Internet personalities have long had to balance being authentic with viewers and their own safety. In February 2018 alone, an armed gunman targeted social media stars Meg Turney and Gavin Free, and a fan broke into YouTuber Logan Paul’s home. Twitch streamers have had fans show up at their homes or even swat them live on air for years. On his channel, Neistat (who appeared on The Vergecast previously) expressed his frustrations with fans who cross boundaries. “Look, I don’t know if this guy wanted to hurt me, if he wanted a selfie with me,” he says. “I have no idea what he wanted. But when he was confronted by three people who clearly know me, he refused to leave. Showing up at my office — as public as I make the address — showing up here is just not appropriate.”
He encourages fans to say hi if they see him on the street, but there are limits to what’s appropriate. “This was kind of a scary situation, but just in general, please be respectful of my office space.”
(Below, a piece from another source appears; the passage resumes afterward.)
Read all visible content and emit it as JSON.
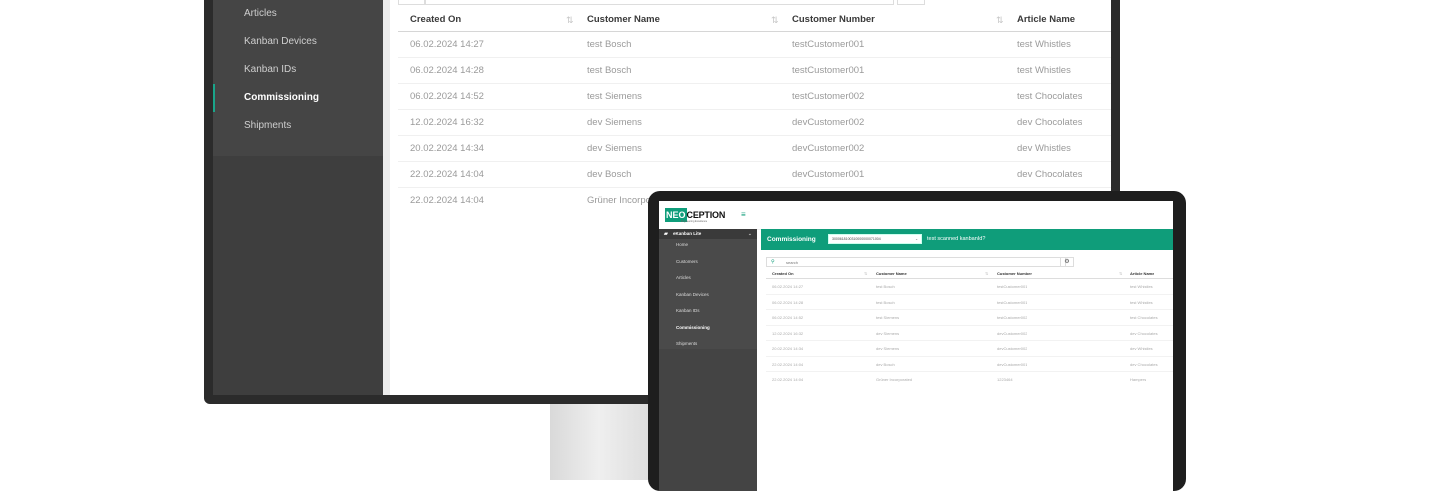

While the location of Neistat’s office is not a secret, the space is in no way open to the public. It appears that the trespasser snuck in behind someone else entering the building. “We were able to find his social media handles and we have been contacted by people claiming to know him who say that he is an unstable individual,” Neistat tells The Verge via email. He’s dealt with overzealous fans before, including some who’ve made trips to his home in search of selfies.
“There was never an intention to have him arrested.”
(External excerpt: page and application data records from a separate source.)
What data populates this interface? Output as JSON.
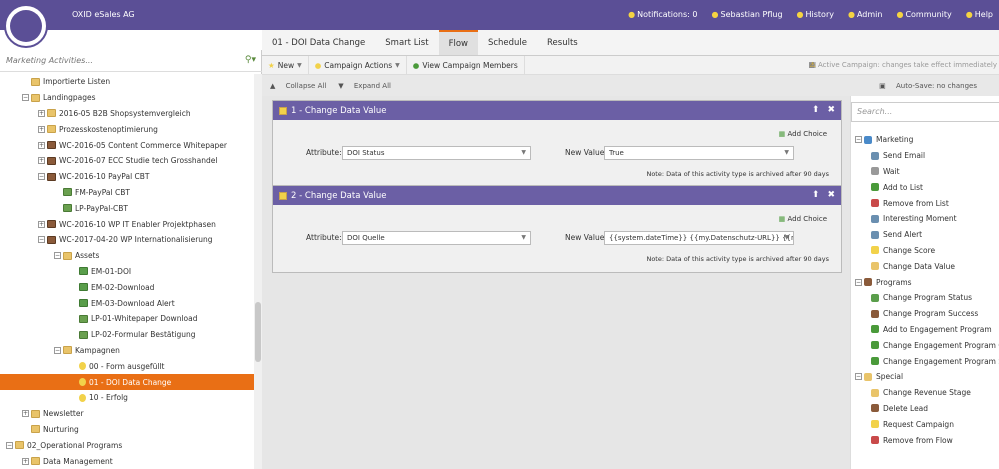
{
  "header": {
    "company": "OXID eSales AG",
    "nav": [
      {
        "label": "Notifications: 0",
        "icon": "bulb-icon"
      },
      {
        "label": "Sebastian Pflug",
        "icon": "user-icon"
      },
      {
        "label": "History",
        "icon": "history-icon"
      },
      {
        "label": "Admin",
        "icon": "gear-icon"
      },
      {
        "label": "Community",
        "icon": "community-icon"
      },
      {
        "label": "Help",
        "icon": "help-icon"
      }
    ]
  },
  "left": {
    "search_placeholder": "Marketing Activities...",
    "tree": [
      {
        "label": "Importierte Listen",
        "indent": 1,
        "icon": "folder",
        "exp": ""
      },
      {
        "label": "Landingpages",
        "indent": 1,
        "icon": "folder",
        "exp": "−"
      },
      {
        "label": "2016-05 B2B Shopsystemvergleich",
        "indent": 2,
        "icon": "folder",
        "exp": "+"
      },
      {
        "label": "Prozesskostenoptimierung",
        "indent": 2,
        "icon": "folder",
        "exp": "+"
      },
      {
        "label": "WC-2016-05 Content Commerce Whitepaper",
        "indent": 2,
        "icon": "prog",
        "exp": "+"
      },
      {
        "label": "WC-2016-07 ECC Studie tech Grosshandel",
        "indent": 2,
        "icon": "prog",
        "exp": "+"
      },
      {
        "label": "WC-2016-10 PayPal CBT",
        "indent": 2,
        "icon": "prog",
        "exp": "−"
      },
      {
        "label": "FM-PayPal CBT",
        "indent": 3,
        "icon": "lp",
        "exp": ""
      },
      {
        "label": "LP-PayPal-CBT",
        "indent": 3,
        "icon": "lp",
        "exp": ""
      },
      {
        "label": "WC-2016-10 WP IT Enabler Projektphasen",
        "indent": 2,
        "icon": "prog",
        "exp": "+"
      },
      {
        "label": "WC-2017-04-20 WP Internationalisierung",
        "indent": 2,
        "icon": "prog",
        "exp": "−"
      },
      {
        "label": "Assets",
        "indent": 3,
        "icon": "folder",
        "exp": "−"
      },
      {
        "label": "EM-01-DOI",
        "indent": 4,
        "icon": "email",
        "exp": ""
      },
      {
        "label": "EM-02-Download",
        "indent": 4,
        "icon": "email",
        "exp": ""
      },
      {
        "label": "EM-03-Download Alert",
        "indent": 4,
        "icon": "email",
        "exp": ""
      },
      {
        "label": "LP-01-Whitepaper Download",
        "indent": 4,
        "icon": "lp",
        "exp": ""
      },
      {
        "label": "LP-02-Formular Bestätigung",
        "indent": 4,
        "icon": "lp",
        "exp": ""
      },
      {
        "label": "Kampagnen",
        "indent": 3,
        "icon": "folder",
        "exp": "−"
      },
      {
        "label": "00 - Form ausgefüllt",
        "indent": 4,
        "icon": "bulb",
        "exp": ""
      },
      {
        "label": "01 - DOI Data Change",
        "indent": 4,
        "icon": "bulb",
        "exp": "",
        "selected": true
      },
      {
        "label": "10 - Erfolg",
        "indent": 4,
        "icon": "bulb",
        "exp": ""
      },
      {
        "label": "Newsletter",
        "indent": 1,
        "icon": "folder",
        "exp": "+"
      },
      {
        "label": "Nurturing",
        "indent": 1,
        "icon": "folder",
        "exp": ""
      },
      {
        "label": "02_Operational Programs",
        "indent": 0,
        "icon": "folder",
        "exp": "−"
      },
      {
        "label": "Data Management",
        "indent": 1,
        "icon": "folder",
        "exp": "+"
      }
    ]
  },
  "tabs": [
    {
      "label": "01 - DOI Data Change",
      "active": false
    },
    {
      "label": "Smart List",
      "active": false
    },
    {
      "label": "Flow",
      "active": true
    },
    {
      "label": "Schedule",
      "active": false
    },
    {
      "label": "Results",
      "active": false
    }
  ],
  "toolbar": {
    "new_label": "New",
    "campaign_actions_label": "Campaign Actions",
    "view_members_label": "View Campaign Members",
    "active_notice": "Active Campaign: changes take effect immediately",
    "collapse_label": "Collapse All",
    "expand_label": "Expand All",
    "autosave_label": "Auto-Save: no changes"
  },
  "steps": [
    {
      "title": "1 - Change Data Value",
      "add_choice": "Add Choice",
      "attribute_label": "Attribute:",
      "attribute_value": "DOI Status",
      "new_value_label": "New Value:",
      "new_value": "True",
      "note": "Note: Data of this activity type is archived after 90 days"
    },
    {
      "title": "2 - Change Data Value",
      "add_choice": "Add Choice",
      "attribute_label": "Attribute:",
      "attribute_value": "DOI Quelle",
      "new_value_label": "New Value:",
      "new_value": "{{system.dateTime}} {{my.Datenschutz-URL}} {{my.",
      "note": "Note: Data of this activity type is archived after 90 days"
    }
  ],
  "palette": {
    "search_placeholder": "Search...",
    "items": [
      {
        "label": "Marketing",
        "type": "cat",
        "color": "#4a8ac9"
      },
      {
        "label": "Send Email",
        "type": "item",
        "color": "#6a8fb0"
      },
      {
        "label": "Wait",
        "type": "item",
        "color": "#999999"
      },
      {
        "label": "Add to List",
        "type": "item",
        "color": "#4a9a3a"
      },
      {
        "label": "Remove from List",
        "type": "item",
        "color": "#c94a4a"
      },
      {
        "label": "Interesting Moment",
        "type": "item",
        "color": "#6a8fb0"
      },
      {
        "label": "Send Alert",
        "type": "item",
        "color": "#6a8fb0"
      },
      {
        "label": "Change Score",
        "type": "item",
        "color": "#f2d24a"
      },
      {
        "label": "Change Data Value",
        "type": "item",
        "color": "#e9c46a"
      },
      {
        "label": "Programs",
        "type": "cat",
        "color": "#8a5a3a"
      },
      {
        "label": "Change Program Status",
        "type": "item",
        "color": "#5a9e4b"
      },
      {
        "label": "Change Program Success",
        "type": "item",
        "color": "#8a5a3a"
      },
      {
        "label": "Add to Engagement Program",
        "type": "item",
        "color": "#4a9a3a"
      },
      {
        "label": "Change Engagement Program Cadence",
        "type": "item",
        "color": "#4a9a3a"
      },
      {
        "label": "Change Engagement Program Stream",
        "type": "item",
        "color": "#4a9a3a"
      },
      {
        "label": "Special",
        "type": "cat",
        "color": "#e9c46a"
      },
      {
        "label": "Change Revenue Stage",
        "type": "item",
        "color": "#e9c46a"
      },
      {
        "label": "Delete Lead",
        "type": "item",
        "color": "#8a5a3a"
      },
      {
        "label": "Request Campaign",
        "type": "item",
        "color": "#f2d24a"
      },
      {
        "label": "Remove from Flow",
        "type": "item",
        "color": "#c94a4a"
      }
    ]
  }
}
While there’s nothing new about the risks associated with the spotlight, he says, it’s the climate itself that’s changed. “Events like the attack and shooting at YouTube a little over a month ago and the home invasion of Gavin Free and Meg Turney,” he says. “This against the backdrop of Parkland, Las Vegas’ Harvest Festival and the countless other atrocities involving disturbed individuals that have happened in recent years makes brushing off minor interactions like Tuesday a little harder.”
The Verge confirmed details of the trespassing with the NYPD. Neistat says he will not be pressing charges, and this trespassing incident has not changed how he views boundaries and safety regarding fans and his internet presence. “The NYPD was called as a precaution and to have record of what transpired should there be future incidents,” he says, “not to have him arrested. There was never an intention to have him arrested.”
Neistat hopes to eventually build out a storefront that will be open to the public in some way, with a security presence. “There is so much positivity that has come with my YouTube channel and its broad reach,” he says. “The ups vastly outweigh the downs. When sharing the way I share with the audience that YouTube enables the work will always reach some bad actors. Me being thoughtful and considerate about safety and privacy is a concern that comes with the territory.”